North Korea has also conducted two nuclear tests since 2006, deepening international concern over its capabilities, although it is not believed to have mastered how to mount a nuclear warhead on a missile.
The U.S., Japan and South Korea last week vowed to seek further U.N. Security Council action if the North conducted a launch. It remained to be seen whether Russia and China, the North's main ally, would agree to further sanctions.
Victor Cha, a Korea expert at Georgetown University and a former White House policy director for Asia, said a successful launch was a major national security concern for the United States.
He said there would still be technical hurdles for the North to overcome, particularly in terms of getting a rocket to re-enter the atmosphere, but it would mean that North Korea is able to launch a long-range ballistic missile — the first rival state to the U.S. do so since the Soviet Union and China.
Rep. Ed Royce, incoming Republican chairman of the House Foreign Affairs Committee, said the launch showed that new North Korean leader Kim Jong Un had no intention of giving up his nuclear weapons program. Royce also criticized U.S. policy toward Pyongyang, calling it a "long-term failure."
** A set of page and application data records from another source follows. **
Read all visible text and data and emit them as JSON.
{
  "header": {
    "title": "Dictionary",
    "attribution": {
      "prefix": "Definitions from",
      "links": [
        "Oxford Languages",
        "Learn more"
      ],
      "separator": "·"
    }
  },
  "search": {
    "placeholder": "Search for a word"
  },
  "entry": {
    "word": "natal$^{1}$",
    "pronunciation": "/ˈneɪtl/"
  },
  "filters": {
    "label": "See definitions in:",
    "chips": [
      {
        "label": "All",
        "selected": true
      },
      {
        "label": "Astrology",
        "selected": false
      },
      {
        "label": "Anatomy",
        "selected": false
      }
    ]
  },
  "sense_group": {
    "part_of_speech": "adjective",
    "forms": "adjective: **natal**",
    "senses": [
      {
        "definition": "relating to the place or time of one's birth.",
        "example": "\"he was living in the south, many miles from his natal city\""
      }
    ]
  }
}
"The Obama administration's approach continues to be unimaginative and moribund. We can either take a different approach, or watch as the North Korean threat to the region and the U.S. grows," Royce said in a statement.